* [EXERCISE PROMPT]: From the records, pick out and copy each line containing "left".

* [RECORDS FOR THE EXERCISE]:
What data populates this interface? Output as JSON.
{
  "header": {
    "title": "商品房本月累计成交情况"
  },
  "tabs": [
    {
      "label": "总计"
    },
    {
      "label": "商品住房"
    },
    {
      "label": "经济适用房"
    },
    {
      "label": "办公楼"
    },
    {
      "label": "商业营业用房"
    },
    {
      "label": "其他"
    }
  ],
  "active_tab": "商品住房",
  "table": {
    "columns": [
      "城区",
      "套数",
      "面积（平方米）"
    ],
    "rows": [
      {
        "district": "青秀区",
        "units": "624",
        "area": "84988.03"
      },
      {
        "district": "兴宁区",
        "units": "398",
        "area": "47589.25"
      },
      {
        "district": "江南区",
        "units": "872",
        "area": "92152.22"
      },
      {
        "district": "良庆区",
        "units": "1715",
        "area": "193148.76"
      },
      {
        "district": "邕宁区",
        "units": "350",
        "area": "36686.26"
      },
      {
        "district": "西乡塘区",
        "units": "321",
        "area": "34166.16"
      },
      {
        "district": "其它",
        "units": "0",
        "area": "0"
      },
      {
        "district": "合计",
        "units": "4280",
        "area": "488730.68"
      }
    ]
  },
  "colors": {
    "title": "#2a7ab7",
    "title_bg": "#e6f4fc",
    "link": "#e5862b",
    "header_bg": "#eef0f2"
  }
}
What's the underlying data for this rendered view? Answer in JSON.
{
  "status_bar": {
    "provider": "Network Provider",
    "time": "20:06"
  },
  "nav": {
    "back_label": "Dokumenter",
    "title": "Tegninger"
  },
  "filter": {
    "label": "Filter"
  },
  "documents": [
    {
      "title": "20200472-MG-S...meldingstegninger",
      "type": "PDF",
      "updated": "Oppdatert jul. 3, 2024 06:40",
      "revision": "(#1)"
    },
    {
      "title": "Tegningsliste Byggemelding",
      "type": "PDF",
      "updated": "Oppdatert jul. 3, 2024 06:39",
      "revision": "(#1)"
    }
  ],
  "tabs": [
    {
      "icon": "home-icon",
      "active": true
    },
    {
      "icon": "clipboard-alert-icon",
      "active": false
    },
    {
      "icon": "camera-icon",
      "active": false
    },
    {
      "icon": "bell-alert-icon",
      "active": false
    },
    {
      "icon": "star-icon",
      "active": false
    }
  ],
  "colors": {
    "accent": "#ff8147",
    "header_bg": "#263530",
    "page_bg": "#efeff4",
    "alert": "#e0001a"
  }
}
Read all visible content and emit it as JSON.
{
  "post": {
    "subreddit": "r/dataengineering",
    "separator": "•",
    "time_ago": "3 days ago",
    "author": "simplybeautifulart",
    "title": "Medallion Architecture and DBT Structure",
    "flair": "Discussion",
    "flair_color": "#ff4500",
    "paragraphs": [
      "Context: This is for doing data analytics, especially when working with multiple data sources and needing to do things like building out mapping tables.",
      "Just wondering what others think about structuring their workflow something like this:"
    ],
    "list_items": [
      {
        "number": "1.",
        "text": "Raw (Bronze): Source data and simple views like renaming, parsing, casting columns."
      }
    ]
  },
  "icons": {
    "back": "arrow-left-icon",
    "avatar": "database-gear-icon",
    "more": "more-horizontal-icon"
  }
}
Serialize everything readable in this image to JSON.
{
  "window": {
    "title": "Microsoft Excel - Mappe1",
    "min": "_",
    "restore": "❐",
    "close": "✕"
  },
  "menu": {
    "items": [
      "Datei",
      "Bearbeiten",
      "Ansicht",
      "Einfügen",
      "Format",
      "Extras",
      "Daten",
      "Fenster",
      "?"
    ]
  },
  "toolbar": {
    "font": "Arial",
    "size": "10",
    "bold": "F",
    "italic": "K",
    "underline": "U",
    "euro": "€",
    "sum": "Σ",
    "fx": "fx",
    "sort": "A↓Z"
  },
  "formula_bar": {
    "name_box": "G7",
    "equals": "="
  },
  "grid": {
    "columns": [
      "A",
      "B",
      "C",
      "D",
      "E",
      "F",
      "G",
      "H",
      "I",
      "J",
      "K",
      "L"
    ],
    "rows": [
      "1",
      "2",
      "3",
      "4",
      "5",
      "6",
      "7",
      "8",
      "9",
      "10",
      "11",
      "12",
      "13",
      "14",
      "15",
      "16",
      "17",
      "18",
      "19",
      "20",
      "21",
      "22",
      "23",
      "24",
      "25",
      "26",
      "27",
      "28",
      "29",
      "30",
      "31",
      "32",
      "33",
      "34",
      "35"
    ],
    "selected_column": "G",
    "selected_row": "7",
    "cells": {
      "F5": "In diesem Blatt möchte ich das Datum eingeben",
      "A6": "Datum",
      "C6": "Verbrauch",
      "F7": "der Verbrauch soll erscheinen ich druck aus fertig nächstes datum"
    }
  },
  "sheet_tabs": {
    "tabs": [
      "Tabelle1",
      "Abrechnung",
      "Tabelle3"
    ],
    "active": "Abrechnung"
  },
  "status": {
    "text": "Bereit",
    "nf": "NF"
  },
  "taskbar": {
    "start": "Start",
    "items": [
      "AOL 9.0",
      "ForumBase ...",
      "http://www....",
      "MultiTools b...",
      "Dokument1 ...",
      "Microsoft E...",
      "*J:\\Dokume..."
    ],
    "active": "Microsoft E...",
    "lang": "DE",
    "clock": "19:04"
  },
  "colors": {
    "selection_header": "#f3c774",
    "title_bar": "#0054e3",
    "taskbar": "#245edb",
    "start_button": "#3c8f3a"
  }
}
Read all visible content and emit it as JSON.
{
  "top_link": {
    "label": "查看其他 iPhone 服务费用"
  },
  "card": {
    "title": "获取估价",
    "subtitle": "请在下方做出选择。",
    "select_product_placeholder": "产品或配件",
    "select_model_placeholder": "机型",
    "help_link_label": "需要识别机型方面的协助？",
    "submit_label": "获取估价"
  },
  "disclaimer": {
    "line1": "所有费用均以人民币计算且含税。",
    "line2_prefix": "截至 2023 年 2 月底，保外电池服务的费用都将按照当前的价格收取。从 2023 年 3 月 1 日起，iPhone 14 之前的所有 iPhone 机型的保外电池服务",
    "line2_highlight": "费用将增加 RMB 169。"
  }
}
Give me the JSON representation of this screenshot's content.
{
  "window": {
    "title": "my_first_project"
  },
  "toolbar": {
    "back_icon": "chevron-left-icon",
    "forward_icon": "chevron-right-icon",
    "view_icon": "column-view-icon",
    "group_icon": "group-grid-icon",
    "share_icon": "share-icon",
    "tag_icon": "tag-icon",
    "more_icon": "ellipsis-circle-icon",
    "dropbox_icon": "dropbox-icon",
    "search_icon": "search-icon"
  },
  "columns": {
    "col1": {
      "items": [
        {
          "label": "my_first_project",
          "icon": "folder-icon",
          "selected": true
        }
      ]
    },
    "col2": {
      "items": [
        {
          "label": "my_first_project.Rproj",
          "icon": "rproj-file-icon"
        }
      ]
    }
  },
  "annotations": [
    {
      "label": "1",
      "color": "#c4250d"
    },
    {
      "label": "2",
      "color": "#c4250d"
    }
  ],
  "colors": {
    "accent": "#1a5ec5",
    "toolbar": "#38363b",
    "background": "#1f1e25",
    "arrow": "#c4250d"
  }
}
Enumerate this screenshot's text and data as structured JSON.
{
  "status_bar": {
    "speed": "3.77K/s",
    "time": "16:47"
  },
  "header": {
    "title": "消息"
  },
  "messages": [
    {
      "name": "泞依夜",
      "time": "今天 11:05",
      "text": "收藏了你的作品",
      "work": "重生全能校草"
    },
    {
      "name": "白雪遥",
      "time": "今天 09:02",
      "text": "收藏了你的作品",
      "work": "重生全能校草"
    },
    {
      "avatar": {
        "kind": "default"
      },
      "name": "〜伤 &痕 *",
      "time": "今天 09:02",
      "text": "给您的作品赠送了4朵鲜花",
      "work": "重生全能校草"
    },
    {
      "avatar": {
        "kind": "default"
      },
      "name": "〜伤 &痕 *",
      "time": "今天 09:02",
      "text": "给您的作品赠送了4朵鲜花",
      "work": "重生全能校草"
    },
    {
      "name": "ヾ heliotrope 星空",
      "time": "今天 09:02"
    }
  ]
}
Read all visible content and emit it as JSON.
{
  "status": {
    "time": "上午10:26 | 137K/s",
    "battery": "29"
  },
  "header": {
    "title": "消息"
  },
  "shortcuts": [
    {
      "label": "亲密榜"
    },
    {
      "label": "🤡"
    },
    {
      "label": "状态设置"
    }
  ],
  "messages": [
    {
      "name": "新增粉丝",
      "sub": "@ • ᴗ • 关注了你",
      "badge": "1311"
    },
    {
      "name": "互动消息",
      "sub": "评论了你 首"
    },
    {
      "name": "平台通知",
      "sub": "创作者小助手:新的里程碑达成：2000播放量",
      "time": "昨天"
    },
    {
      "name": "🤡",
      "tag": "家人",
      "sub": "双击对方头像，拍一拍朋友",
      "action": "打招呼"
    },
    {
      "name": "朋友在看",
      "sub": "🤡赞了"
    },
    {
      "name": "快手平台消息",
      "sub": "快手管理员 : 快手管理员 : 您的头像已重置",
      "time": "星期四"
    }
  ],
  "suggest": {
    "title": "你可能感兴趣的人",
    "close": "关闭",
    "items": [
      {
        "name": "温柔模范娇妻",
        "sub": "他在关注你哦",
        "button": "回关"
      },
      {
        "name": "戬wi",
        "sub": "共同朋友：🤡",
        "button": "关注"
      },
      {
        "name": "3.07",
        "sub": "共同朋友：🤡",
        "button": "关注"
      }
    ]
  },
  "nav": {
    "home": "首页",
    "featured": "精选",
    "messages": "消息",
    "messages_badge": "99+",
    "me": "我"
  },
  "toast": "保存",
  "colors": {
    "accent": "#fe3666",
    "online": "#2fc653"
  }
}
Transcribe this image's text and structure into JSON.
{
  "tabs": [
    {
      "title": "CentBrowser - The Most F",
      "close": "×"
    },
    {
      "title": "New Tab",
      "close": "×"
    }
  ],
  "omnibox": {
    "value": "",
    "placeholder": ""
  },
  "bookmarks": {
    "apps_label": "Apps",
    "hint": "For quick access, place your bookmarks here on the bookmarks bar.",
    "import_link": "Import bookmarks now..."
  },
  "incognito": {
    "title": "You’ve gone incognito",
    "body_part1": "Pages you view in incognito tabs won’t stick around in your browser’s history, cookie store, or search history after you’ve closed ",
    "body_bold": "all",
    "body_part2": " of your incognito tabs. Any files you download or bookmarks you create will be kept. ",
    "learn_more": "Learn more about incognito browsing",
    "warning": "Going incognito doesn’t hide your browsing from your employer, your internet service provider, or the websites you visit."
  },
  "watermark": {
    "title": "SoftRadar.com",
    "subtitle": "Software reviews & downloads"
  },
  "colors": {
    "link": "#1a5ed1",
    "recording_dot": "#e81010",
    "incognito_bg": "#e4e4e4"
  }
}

* [RESULT OF THIS EXERCISE]:
    "back": "arrow-left-icon",
    "back_icon": "chevron-left-icon",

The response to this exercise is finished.